Turtle Pizza – Informal little pizza place with a fun Mutant Ninja Turtles theme and a seriously good menu. Pizzas are big, tasty, and surprisingly well priced, making this a great pit-stop for a quick dinner. (Pizzas €5 – €9)
Berlin Burger International – Home of the best burgers in Berlin (according to everyone I asked). Possibly the best burgers I’ve ever tasted. Tiny hole-in-the-wall serving up towering monster burgers. Go for El Gordonita if you like guacamole – you won’t be sorry! (Burgers €4.70 – €7.50)
Vietnamese food in East Berlin
Did you know East Berlin has a large Vietnamese community – and therefore LOTS of Vietnamese restaurants? During the eighties, the East German government needed cheap labour, and struck a deal with the communist Vietnamese government to offer temporary visas to contract workers from Vietnam. Many of them never left, and began to open small businesses around East Berlin after the Wall came down. So today you’ll find amazing some Vietnamese food around Berlin!
Huong Sen (Vegetarian) – Unassuming little Vietnamese restaurant with seriously good food and an entirely vegetarian menu. Get the curry pho – a sort of Berlin-Vietnamese fusion dish that is easily the best lunch I had in the city. (Mains from €6.90)

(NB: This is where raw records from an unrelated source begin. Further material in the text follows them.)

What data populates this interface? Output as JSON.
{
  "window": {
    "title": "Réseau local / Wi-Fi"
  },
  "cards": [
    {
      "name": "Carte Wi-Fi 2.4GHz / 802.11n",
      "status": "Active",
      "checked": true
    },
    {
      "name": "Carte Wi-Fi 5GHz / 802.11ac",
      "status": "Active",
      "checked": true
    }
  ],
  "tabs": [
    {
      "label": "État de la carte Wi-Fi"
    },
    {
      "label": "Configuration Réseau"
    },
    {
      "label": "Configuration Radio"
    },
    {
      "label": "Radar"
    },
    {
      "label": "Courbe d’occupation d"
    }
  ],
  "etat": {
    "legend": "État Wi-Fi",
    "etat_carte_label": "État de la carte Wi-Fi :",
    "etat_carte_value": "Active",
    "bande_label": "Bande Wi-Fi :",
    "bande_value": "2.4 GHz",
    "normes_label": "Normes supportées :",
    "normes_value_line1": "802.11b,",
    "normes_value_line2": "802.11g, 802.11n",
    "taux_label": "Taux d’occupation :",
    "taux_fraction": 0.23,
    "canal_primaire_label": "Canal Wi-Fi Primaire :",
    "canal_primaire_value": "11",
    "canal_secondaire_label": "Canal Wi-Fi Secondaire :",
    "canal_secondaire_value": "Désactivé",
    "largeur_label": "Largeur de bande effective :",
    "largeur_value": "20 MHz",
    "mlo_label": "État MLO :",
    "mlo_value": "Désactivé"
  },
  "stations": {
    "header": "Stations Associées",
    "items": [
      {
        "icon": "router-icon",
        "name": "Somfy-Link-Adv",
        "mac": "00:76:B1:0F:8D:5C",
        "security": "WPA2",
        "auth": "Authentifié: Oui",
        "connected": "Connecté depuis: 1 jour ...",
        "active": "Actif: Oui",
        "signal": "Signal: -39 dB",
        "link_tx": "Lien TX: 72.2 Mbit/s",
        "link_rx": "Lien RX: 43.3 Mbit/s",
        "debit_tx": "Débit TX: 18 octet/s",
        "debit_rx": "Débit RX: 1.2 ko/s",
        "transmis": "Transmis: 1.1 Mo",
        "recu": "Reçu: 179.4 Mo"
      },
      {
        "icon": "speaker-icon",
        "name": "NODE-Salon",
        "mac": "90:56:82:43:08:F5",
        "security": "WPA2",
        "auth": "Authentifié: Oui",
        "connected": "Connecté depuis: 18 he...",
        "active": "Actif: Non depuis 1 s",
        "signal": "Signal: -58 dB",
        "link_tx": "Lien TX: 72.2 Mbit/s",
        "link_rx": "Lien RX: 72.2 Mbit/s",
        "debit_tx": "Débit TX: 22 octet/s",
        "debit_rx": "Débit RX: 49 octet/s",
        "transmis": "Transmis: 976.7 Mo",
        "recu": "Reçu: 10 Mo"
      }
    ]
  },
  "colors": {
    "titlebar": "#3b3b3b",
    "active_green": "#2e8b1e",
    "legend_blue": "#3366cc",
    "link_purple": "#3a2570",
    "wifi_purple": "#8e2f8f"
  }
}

Cô Cô – If you want some meat in your pho, you can also head to Cô Cô on Rosenthaler Street. Their Bành Mí is the best I’ve had outside of Vietnam. And the take-out prices are great! (From €5.50)